Prompt:
The answer must consist of each line of the records below that contains the string "location".
───── Entries supplied
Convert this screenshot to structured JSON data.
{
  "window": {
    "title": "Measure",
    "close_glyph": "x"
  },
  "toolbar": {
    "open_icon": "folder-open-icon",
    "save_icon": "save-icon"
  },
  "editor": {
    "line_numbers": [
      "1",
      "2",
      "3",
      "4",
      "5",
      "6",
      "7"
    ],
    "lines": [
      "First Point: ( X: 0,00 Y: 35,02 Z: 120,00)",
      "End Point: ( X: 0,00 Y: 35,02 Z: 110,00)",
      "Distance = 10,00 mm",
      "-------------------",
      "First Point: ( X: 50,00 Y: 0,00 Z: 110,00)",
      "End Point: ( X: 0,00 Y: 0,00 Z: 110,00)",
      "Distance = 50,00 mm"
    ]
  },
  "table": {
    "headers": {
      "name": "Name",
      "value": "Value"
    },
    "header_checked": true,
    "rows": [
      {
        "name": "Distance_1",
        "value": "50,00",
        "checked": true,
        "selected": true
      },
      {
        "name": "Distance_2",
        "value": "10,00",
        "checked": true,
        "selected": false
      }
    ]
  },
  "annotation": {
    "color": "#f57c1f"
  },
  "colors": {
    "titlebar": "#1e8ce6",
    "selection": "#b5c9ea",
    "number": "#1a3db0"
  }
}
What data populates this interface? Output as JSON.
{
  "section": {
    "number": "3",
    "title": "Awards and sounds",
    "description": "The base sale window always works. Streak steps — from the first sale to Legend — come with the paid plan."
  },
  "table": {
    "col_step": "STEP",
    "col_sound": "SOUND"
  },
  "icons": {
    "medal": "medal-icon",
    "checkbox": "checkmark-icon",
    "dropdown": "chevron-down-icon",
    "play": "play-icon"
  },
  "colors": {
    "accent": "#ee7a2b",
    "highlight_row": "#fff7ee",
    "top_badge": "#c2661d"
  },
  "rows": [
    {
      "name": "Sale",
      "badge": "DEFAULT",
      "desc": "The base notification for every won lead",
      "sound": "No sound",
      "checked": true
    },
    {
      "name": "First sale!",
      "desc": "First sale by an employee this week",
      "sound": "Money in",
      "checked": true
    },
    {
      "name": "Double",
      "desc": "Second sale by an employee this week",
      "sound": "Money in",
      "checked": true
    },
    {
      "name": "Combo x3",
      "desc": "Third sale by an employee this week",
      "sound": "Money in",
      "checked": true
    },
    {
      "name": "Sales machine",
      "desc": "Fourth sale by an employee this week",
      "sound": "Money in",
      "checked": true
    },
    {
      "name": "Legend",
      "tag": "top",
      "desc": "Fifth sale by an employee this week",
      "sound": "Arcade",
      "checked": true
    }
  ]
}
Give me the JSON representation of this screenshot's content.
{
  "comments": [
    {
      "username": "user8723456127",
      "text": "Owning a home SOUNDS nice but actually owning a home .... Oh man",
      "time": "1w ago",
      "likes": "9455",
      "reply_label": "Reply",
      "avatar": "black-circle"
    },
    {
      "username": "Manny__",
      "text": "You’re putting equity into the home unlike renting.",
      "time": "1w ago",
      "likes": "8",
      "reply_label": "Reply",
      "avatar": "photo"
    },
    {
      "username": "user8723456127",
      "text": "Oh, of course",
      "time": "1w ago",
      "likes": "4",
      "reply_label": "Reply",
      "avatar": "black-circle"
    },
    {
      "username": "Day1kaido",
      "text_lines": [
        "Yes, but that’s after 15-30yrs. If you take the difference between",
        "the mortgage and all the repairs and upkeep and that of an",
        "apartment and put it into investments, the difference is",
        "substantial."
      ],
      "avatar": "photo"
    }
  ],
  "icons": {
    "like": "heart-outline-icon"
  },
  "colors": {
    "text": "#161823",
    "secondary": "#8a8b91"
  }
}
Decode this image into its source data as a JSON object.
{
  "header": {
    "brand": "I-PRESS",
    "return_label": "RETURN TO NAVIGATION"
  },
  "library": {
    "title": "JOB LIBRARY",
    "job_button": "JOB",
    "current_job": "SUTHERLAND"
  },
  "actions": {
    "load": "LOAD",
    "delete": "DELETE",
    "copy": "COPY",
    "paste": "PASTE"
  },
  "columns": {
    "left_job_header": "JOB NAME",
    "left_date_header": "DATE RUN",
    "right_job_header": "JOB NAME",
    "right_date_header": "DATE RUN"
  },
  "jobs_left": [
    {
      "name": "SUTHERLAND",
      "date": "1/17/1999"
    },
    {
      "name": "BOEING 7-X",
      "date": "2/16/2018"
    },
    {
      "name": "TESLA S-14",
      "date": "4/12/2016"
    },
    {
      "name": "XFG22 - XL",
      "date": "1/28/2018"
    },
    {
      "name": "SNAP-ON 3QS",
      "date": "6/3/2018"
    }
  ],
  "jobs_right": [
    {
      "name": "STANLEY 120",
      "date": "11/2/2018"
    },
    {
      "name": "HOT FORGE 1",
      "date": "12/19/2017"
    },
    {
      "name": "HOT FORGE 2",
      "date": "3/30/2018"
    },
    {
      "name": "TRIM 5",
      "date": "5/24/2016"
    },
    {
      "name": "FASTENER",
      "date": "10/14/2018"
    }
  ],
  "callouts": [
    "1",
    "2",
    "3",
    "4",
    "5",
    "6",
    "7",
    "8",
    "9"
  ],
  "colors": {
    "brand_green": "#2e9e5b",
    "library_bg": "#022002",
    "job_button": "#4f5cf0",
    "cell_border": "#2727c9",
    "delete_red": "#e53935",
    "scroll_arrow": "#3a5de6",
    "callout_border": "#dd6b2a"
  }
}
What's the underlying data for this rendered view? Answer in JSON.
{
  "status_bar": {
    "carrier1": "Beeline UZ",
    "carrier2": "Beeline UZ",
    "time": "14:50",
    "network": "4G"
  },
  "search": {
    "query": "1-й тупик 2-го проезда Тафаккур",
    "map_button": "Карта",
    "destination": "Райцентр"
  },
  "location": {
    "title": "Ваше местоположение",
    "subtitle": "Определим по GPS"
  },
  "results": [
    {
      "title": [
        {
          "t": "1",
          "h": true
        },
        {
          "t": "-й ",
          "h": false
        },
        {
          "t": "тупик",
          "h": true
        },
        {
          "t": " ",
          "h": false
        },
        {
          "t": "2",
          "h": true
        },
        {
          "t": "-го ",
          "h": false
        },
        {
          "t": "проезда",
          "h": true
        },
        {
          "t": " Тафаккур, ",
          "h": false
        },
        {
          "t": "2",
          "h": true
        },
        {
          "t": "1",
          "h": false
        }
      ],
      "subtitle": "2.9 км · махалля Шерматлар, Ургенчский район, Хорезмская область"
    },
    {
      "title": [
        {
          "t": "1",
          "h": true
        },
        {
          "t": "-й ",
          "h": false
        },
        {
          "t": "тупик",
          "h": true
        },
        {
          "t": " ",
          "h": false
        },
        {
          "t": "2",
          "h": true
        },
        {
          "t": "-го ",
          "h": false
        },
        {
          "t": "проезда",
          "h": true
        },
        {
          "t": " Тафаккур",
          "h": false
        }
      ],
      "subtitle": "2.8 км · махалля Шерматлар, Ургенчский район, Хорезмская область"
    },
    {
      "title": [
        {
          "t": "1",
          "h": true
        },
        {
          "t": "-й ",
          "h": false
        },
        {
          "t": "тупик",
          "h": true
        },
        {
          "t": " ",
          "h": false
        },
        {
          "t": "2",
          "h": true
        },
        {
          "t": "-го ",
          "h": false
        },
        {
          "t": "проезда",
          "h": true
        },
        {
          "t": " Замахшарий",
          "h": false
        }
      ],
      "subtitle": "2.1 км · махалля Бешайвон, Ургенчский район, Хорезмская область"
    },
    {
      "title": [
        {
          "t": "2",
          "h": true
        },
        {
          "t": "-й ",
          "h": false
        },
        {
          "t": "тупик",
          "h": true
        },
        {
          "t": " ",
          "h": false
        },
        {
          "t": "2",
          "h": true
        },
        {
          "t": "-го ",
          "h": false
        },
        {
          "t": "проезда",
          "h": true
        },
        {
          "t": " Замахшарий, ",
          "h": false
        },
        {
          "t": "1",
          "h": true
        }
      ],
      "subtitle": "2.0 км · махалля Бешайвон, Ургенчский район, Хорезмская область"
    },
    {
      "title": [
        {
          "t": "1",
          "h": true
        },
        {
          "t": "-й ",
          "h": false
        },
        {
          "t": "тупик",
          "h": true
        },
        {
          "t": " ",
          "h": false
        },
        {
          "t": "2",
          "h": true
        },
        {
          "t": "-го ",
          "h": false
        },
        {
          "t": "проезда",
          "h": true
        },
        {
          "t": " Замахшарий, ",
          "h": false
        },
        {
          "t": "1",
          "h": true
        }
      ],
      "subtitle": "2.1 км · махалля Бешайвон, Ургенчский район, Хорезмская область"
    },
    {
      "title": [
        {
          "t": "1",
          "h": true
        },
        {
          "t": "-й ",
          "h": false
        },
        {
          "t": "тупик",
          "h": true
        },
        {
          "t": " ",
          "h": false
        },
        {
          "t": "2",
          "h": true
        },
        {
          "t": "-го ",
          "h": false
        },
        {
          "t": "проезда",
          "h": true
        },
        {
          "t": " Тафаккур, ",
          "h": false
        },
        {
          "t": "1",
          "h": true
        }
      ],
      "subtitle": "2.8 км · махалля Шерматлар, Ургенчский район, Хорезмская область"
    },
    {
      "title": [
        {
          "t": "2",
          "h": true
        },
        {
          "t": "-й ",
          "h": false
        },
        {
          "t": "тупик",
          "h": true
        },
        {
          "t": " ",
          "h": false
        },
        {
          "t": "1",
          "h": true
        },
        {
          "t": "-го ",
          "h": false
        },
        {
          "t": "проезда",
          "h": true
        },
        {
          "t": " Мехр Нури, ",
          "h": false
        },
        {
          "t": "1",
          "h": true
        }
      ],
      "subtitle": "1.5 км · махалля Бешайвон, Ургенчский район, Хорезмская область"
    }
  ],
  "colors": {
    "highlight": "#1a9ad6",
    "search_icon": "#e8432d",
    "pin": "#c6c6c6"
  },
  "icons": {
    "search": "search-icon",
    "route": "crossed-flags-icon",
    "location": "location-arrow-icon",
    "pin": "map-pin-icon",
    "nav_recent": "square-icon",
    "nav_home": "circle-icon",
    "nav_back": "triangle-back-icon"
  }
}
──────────
Written solution:
  "location": {
    "location": "location-arrow-icon",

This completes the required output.